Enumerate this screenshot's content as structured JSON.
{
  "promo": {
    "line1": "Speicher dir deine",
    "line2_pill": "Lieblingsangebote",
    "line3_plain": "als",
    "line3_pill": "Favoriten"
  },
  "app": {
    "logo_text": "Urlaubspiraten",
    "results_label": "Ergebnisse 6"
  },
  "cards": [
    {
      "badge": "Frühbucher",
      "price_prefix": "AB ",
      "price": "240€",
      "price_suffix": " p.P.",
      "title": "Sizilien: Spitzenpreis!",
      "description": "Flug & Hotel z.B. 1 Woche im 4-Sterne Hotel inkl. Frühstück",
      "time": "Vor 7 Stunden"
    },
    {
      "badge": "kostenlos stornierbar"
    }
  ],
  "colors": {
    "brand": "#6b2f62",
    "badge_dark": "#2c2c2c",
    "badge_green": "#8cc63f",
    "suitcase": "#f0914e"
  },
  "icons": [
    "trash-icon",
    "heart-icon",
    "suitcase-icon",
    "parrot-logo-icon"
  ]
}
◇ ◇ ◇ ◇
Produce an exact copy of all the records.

**OUTPUT FOR THIS EXERCISE**
Enumerate this screenshot's content as structured JSON.
{
  "promo": {
    "line1": "Speicher dir deine",
    "line2_pill": "Lieblingsangebote",
    "line3_plain": "als",
    "line3_pill": "Favoriten"
  },
  "app": {
    "logo_text": "Urlaubspiraten",
    "results_label": "Ergebnisse 6"
  },
  "cards": [
    {
      "badge": "Frühbucher",
      "price_prefix": "AB ",
      "price": "240€",
      "price_suffix": " p.P.",
      "title": "Sizilien: Spitzenpreis!",
      "description": "Flug & Hotel z.B. 1 Woche im 4-Sterne Hotel inkl. Frühstück",
      "time": "Vor 7 Stunden"
    },
    {
      "badge": "kostenlos stornierbar"
    }
  ],
  "colors": {
    "brand": "#6b2f62",
    "badge_dark": "#2c2c2c",
    "badge_green": "#8cc63f",
    "suitcase": "#f0914e"
  },
  "icons": [
    "trash-icon",
    "heart-icon",
    "suitcase-icon",
    "parrot-logo-icon"
  ]
}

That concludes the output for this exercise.